In time, the pain eventually stopped – but not until the ladies suggested I thoroughly wash my hands. As soon as I did, I realized I could use my fingers to pinch around for the missing lens without adding more spice to the mix. But even then, I couldn’t locate the lens.
Able at last to see well and think straight again, I found my glasses on the kitchen counter. Only then did I realize the depths of my folly. Removing the glasses had been the first thing I’d done, even before rubbing my eyes with the kitchen cloth. I hadn’t been wearing my contact lenses that day at all.
How does one classify such an error? You could ascribe it to my inexperience in the kitchen and consequent failure to wash the spices off my hands. You could ascribe it to my inexperience with contact lenses. You could ascribe it to my bad decision-making when under pressure, or to forgetfulness, or to lack of focus. You might say that habit was to blame, as the removal of my glasses at the first sign of irritation was one of those unconscious habits that are so automatic we forget about them. (In that case, lack of self-awareness about my own habits was also to blame.) Finally, you might ascribe it to the presence of an idea – a false idea, but an idea nevertheless – that once in command of my attention, made all the other reasons irrelevant. The idea that a contact lens had trapped the powder had supplanting the powder itself as the culprit in need of ferreting out. I’d entirely made up the story of the folded contact lens, but it was so graphic, so real, so painfully compelling, that it became the thing I focused on; it took command of my world.

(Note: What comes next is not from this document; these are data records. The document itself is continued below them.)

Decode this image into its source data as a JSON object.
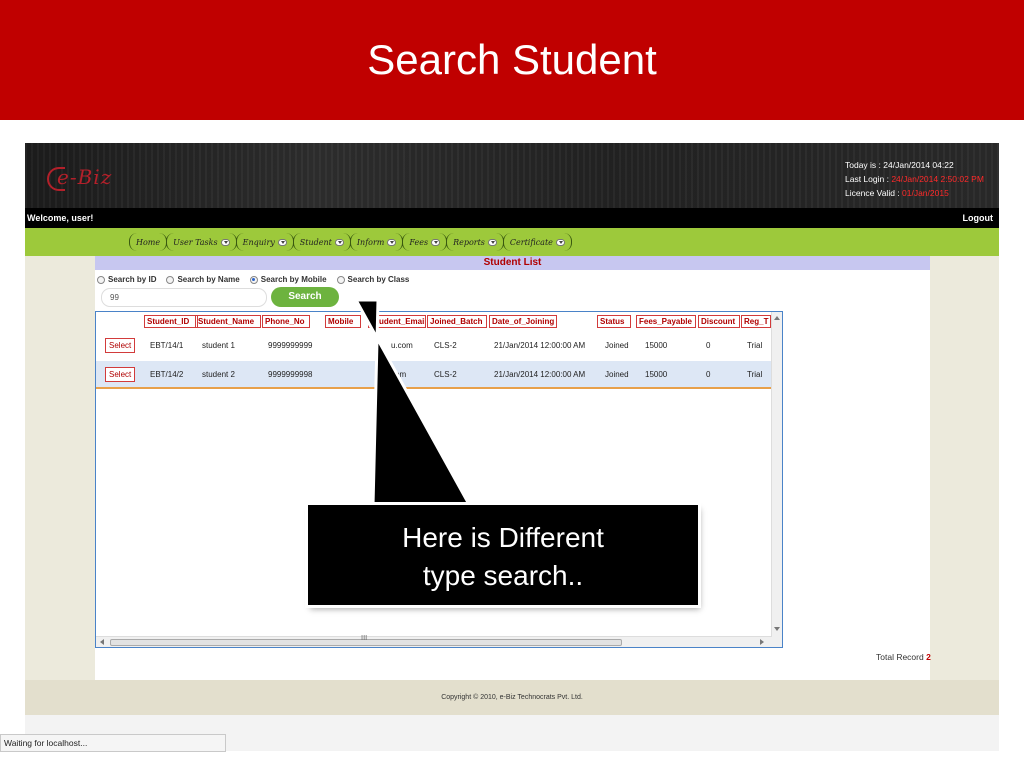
{
  "slide": {
    "title": "Search Student"
  },
  "app": {
    "logo_text": "e-Biz",
    "header_info": {
      "today_label": "Today is : ",
      "today_value": "24/Jan/2014 04:22",
      "last_login_label": "Last Login : ",
      "last_login_value": "24/Jan/2014 2:50:02 PM",
      "licence_label": "Licence Valid : ",
      "licence_value": "01/Jan/2015"
    },
    "welcome": "Welcome,  user!",
    "logout": "Logout",
    "nav": [
      {
        "label": "Home",
        "dropdown": false
      },
      {
        "label": "User Tasks",
        "dropdown": true
      },
      {
        "label": "Enquiry",
        "dropdown": true
      },
      {
        "label": "Student",
        "dropdown": true
      },
      {
        "label": "Inform",
        "dropdown": true
      },
      {
        "label": "Fees",
        "dropdown": true
      },
      {
        "label": "Reports",
        "dropdown": true
      },
      {
        "label": "Certificate",
        "dropdown": true
      }
    ],
    "list_title": "Student List",
    "search_options": [
      {
        "label": "Search by ID",
        "selected": false
      },
      {
        "label": "Search by Name",
        "selected": false
      },
      {
        "label": "Search by Mobile",
        "selected": true
      },
      {
        "label": "Search by Class",
        "selected": false
      }
    ],
    "search_value": "99",
    "search_button": "Search",
    "columns": [
      "Student_ID",
      "Student_Name",
      "Phone_No",
      "Mobile",
      "Student_Email",
      "Joined_Batch",
      "Date_of_Joining",
      "Status",
      "Fees_Payable",
      "Discount",
      "Reg_T"
    ],
    "select_label": "Select",
    "rows": [
      {
        "student_id": "EBT/14/1",
        "student_name": "student 1",
        "phone_no": "9999999999",
        "email": "u.com",
        "batch": "CLS-2",
        "date": "21/Jan/2014 12:00:00 AM",
        "status": "Joined",
        "fees": "15000",
        "discount": "0",
        "reg": "Trial"
      },
      {
        "student_id": "EBT/14/2",
        "student_name": "student 2",
        "phone_no": "9999999998",
        "email": "com",
        "batch": "CLS-2",
        "date": "21/Jan/2014 12:00:00 AM",
        "status": "Joined",
        "fees": "15000",
        "discount": "0",
        "reg": "Trial"
      }
    ],
    "total_label": "Total Record",
    "total_value": "2",
    "footer": "Copyright © 2010, e-Biz Technocrats Pvt. Ltd.",
    "browser_status": "Waiting for localhost..."
  },
  "callout": {
    "line1": "Here is Different",
    "line2": "type search.."
  },
  "colors": {
    "title_bar": "#c00000",
    "nav_bar": "#9dc93b",
    "accent_red": "#b00000",
    "search_green": "#6db33f",
    "grid_border": "#4a83c8"
  }
}
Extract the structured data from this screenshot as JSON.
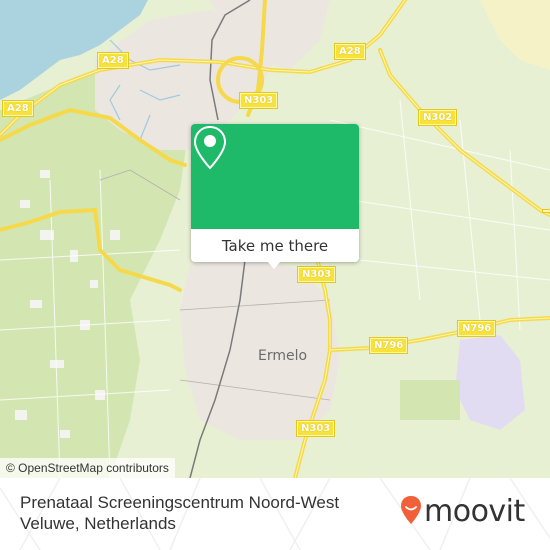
{
  "map": {
    "road_shields": [
      {
        "label": "A28",
        "id": "a28-north"
      },
      {
        "label": "A28",
        "id": "a28-west"
      },
      {
        "label": "A28",
        "id": "a28-east"
      },
      {
        "label": "N303",
        "id": "n303-north"
      },
      {
        "label": "N302",
        "id": "n302"
      },
      {
        "label": "N303",
        "id": "n303-center"
      },
      {
        "label": "N796",
        "id": "n796-west"
      },
      {
        "label": "N796",
        "id": "n796-east"
      },
      {
        "label": "N303",
        "id": "n303-south"
      }
    ],
    "place_label": "Ermelo",
    "attribution": "© OpenStreetMap contributors",
    "colors": {
      "water": "#aad3df",
      "forest": "#d5e8b5",
      "urban": "#ece7e3",
      "road": "#f7e23b"
    }
  },
  "popup": {
    "icon": "map-pin-icon",
    "button_label": "Take me there",
    "color": "#1fb96a"
  },
  "footer": {
    "title": "Prenataal Screeningscentrum Noord-West Veluwe, Netherlands",
    "brand": "moovit",
    "brand_color": "#f2603a"
  }
}
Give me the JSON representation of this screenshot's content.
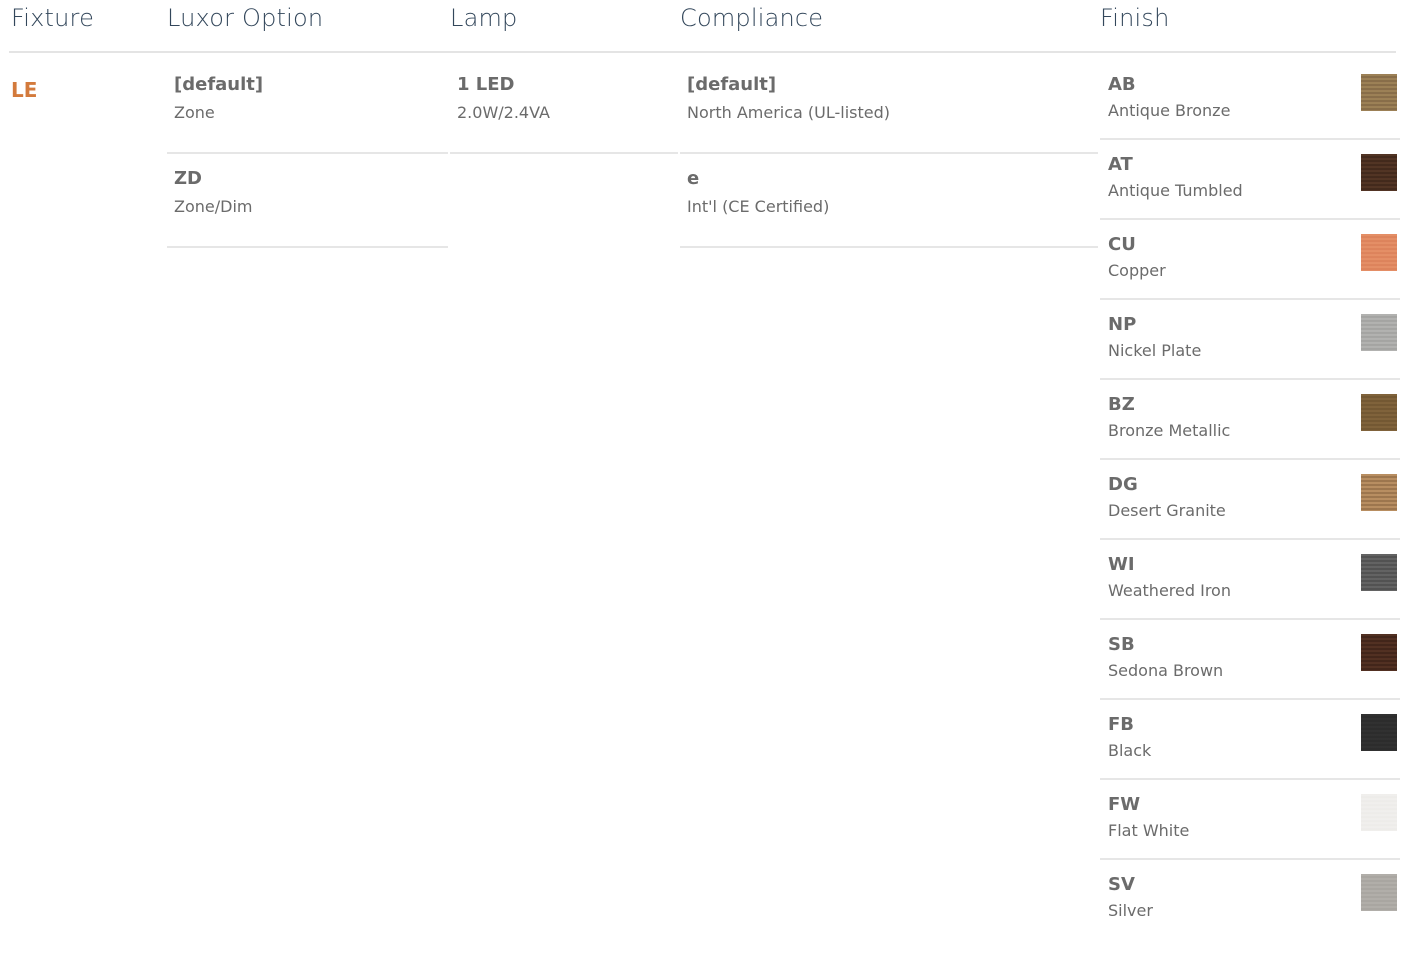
{
  "headers": {
    "fixture": "Fixture",
    "luxor_option": "Luxor Option",
    "lamp": "Lamp",
    "compliance": "Compliance",
    "finish": "Finish"
  },
  "fixture": {
    "code": "LE",
    "color": "#d37a3c"
  },
  "luxor_options": [
    {
      "code": "[default]",
      "desc": "Zone"
    },
    {
      "code": "ZD",
      "desc": "Zone/Dim"
    }
  ],
  "lamp_options": [
    {
      "code": "1 LED",
      "desc": "2.0W/2.4VA"
    }
  ],
  "compliance_options": [
    {
      "code": "[default]",
      "desc": "North America (UL-listed)"
    },
    {
      "code": "e",
      "desc": "Int'l (CE Certified)"
    }
  ],
  "finishes": [
    {
      "code": "AB",
      "name": "Antique Bronze",
      "swatch": "#a68a5c",
      "swatch2": "#7e6443"
    },
    {
      "code": "AT",
      "name": "Antique Tumbled",
      "swatch": "#5a3a28",
      "swatch2": "#3b2418"
    },
    {
      "code": "CU",
      "name": "Copper",
      "swatch": "#e8946b",
      "swatch2": "#d97e57"
    },
    {
      "code": "NP",
      "name": "Nickel Plate",
      "swatch": "#b8b8b6",
      "swatch2": "#9e9e9c"
    },
    {
      "code": "BZ",
      "name": "Bronze Metallic",
      "swatch": "#86683f",
      "swatch2": "#6d532f"
    },
    {
      "code": "DG",
      "name": "Desert Granite",
      "swatch": "#c69a6b",
      "swatch2": "#8f6a44"
    },
    {
      "code": "WI",
      "name": "Weathered Iron",
      "swatch": "#6b6b6b",
      "swatch2": "#4a4a4a"
    },
    {
      "code": "SB",
      "name": "Sedona Brown",
      "swatch": "#5a3626",
      "swatch2": "#3a2016"
    },
    {
      "code": "FB",
      "name": "Black",
      "swatch": "#333333",
      "swatch2": "#2a2a2a"
    },
    {
      "code": "FW",
      "name": "Flat White",
      "swatch": "#f1f0ee",
      "swatch2": "#ecebe8"
    },
    {
      "code": "SV",
      "name": "Silver",
      "swatch": "#b5b2ad",
      "swatch2": "#a5a29d"
    }
  ],
  "colors": {
    "header_text": "#33475b",
    "body_text": "#6b6b6b",
    "rule": "#e4e4e4"
  }
}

One conclusion I draw is that it’s hard to classify reasons for error neatly into distinct types, because any one error may result from all sorts of factors. But being human, I’m prone to think in terms of types and classifications; they help me think I better understand the world. And when I do, I’m especially fond of this last-mentioned cause for error – the false stories we tell ourselves. False as my story about the contact lens was, IT was the story playing out in my head; IT created the entire world with which my conscious self interacted. For all intents and purposes, it became my reality.
I’ve enjoyed reading psychologists, philosophers and story-tellers share thoughts about the stories we tell ourselves. I’ve especially enjoyed reading opinions about whether it’s possible for the human brain to know whether the world it perceives is “real” in any sense distinguishable from the stories we tell ourselves. Ultimately, I don’t know if creating these stories is the most common reason for our errors or not, but I think they’re among the most interesting.
Finally, to F. Lee Bailey, in addition to conveying my thanks for getting me to think about the reasons people may be wrong, I’d like to convey a suggestion: that, possibly, people lie more often than he supposed. Possibly, they just do it, most often, to themselves.